Many business owners struggle to reconcile the two apparently conflicting relationships of selling to clients and asking to be paid – it’s a dilemma that’s commonplace and if you feel this way you’re not alone. There’s often a fear that “chasing your payment” will cause customers to go elsewhere.
Here are some tips that will help you manage these (potentially) opposing relationships with customers, and give you a process to make it easier (and nicer) to ask for your money and get paid. Our statistics show that following this process can increase cash collections by at least 25% in a six week period, often much more.
Remember that getting paid begins with the sales process – agree payment terms as part of the sales process – not afterwards, and make sure you send terms and conditions before you start work. Ask your customer how they want you to submit invoices – who you send them to, via email or snail mail, quoting a purchase order number, etc, etc.
Is there an easier way you can get paid? – many of our clients have seen the benefits of offering alternatives, like direct debit, credit cards and even paypal as payment options.
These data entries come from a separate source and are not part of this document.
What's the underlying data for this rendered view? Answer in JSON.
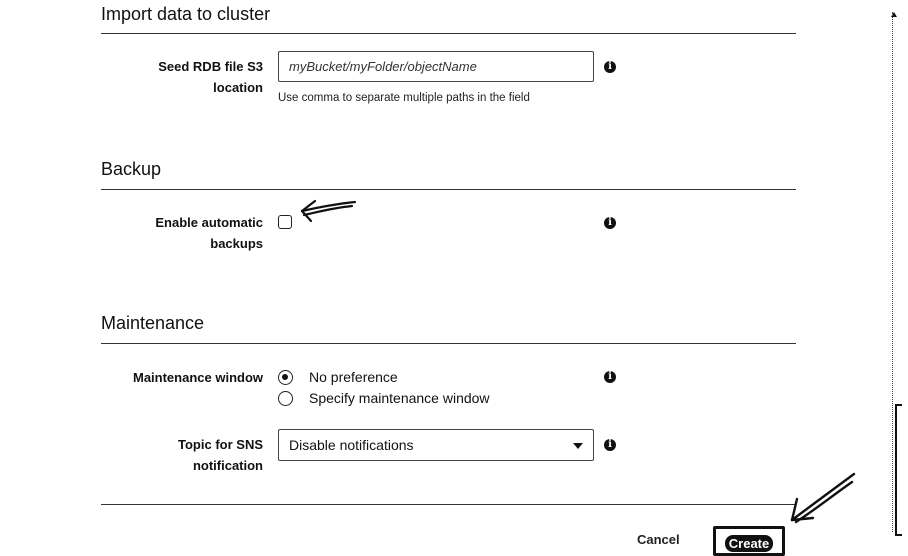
{
  "import_section": {
    "title": "Import data to cluster",
    "seed_label_line1": "Seed RDB file S3",
    "seed_label_line2": "location",
    "seed_placeholder": "myBucket/myFolder/objectName",
    "seed_hint": "Use comma to separate multiple paths in the field"
  },
  "backup_section": {
    "title": "Backup",
    "enable_label_line1": "Enable automatic",
    "enable_label_line2": "backups",
    "enable_checked": false
  },
  "maintenance_section": {
    "title": "Maintenance",
    "window_label": "Maintenance window",
    "options": [
      "No preference",
      "Specify maintenance window"
    ],
    "selected_option": "No preference",
    "sns_label_line1": "Topic for SNS",
    "sns_label_line2": "notification",
    "sns_selected": "Disable notifications"
  },
  "footer": {
    "cancel_label": "Cancel",
    "create_label": "Create"
  },
  "icons": {
    "info": "info-icon",
    "dropdown": "chevron-down-icon"
  }
}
Send your invoices out promptly, don’t wait until the end of the month, as in practice this just extends the time it takes to get paid.
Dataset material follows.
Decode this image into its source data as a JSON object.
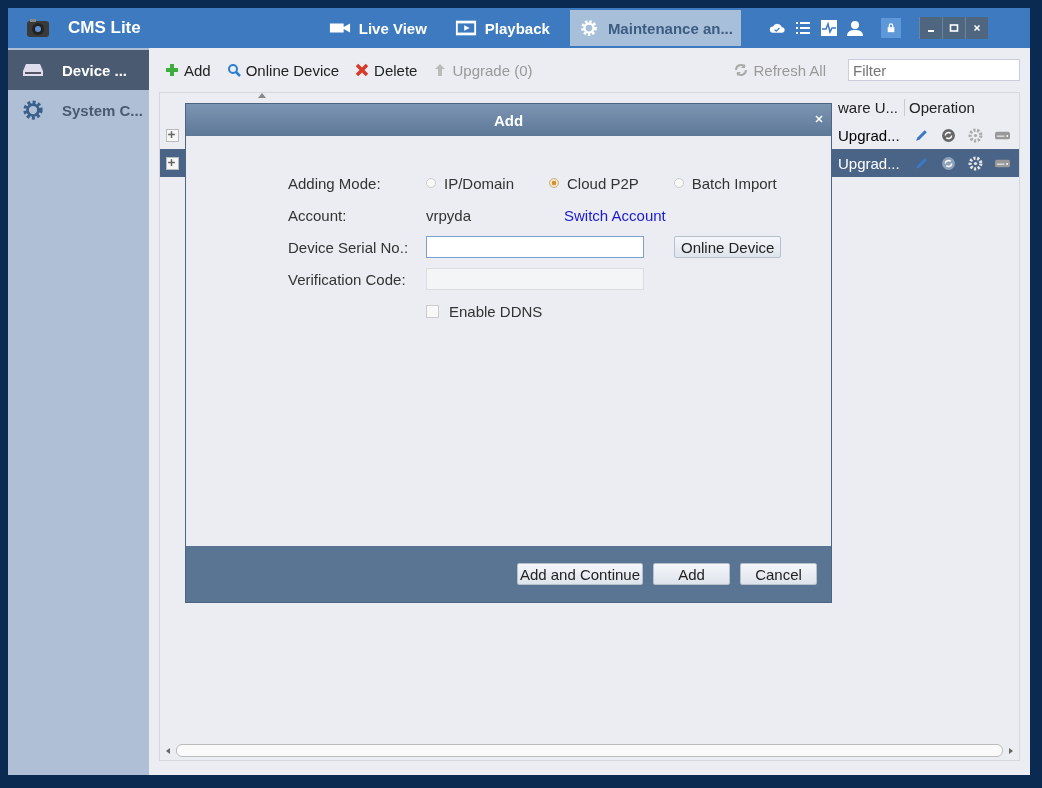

Approach credit control as a customer service activity, not an “anti-customer” activity. A week after sending an invoice, call your customer (ideally their finance department) to check that it’s been safely received and there are no issues – this increases your chances of getting paid on time by a factor of 3! And it’s nicer than calling and berating them for not paying you once it’s late.
Make it a priority in your company to call customers and confirm payment dates – not just something that happens when someone “gets around to it”, or when you’ve hit your overdraft limit and can’t pay anyone! Better still, make it one person’s responsibility and make sure you review progress with them every week.
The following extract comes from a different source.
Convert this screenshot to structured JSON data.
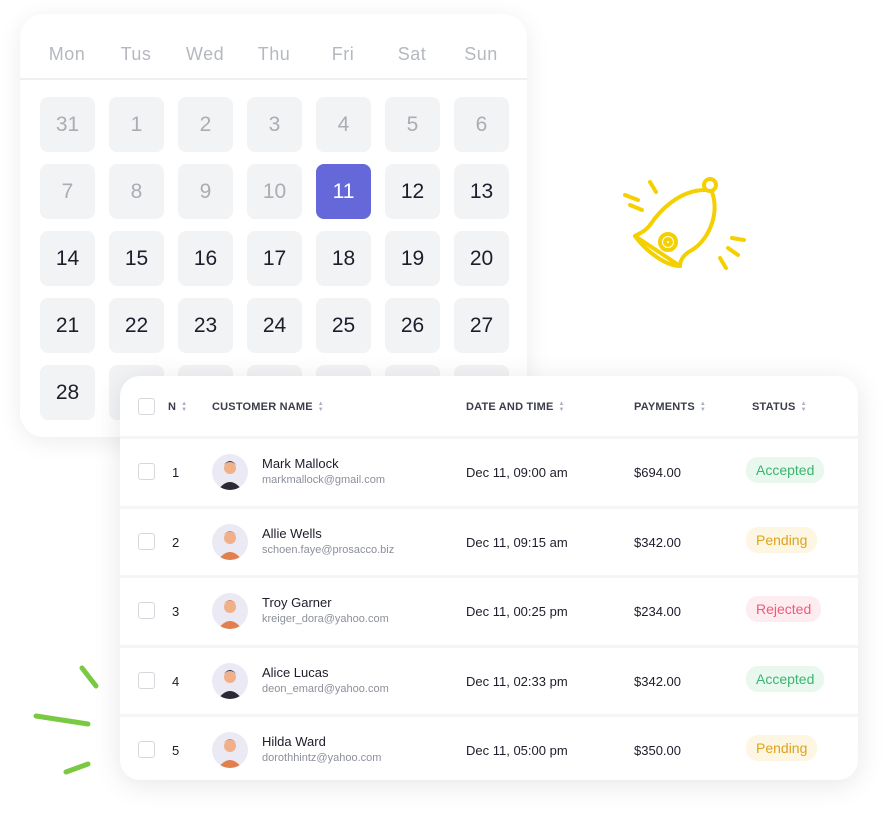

Phone customers, don’t rely on emails as they’re far too easy to ignore. When you telephone you’re in control of the conversation and can handle any issues immediately.
Make sure you get the answer to the right question – which is: “when will the money be in my bank account?” – it isn’t: “when are you writing the cheque?”, “doing the payment run?”, “getting the cheques signed?”, etc, etc.
Have an escalation process for people who still don’t pay their invoice.
Don’t be afraid of issuing that 7 day letter and then following through on it – people who don’t pay you are not customers…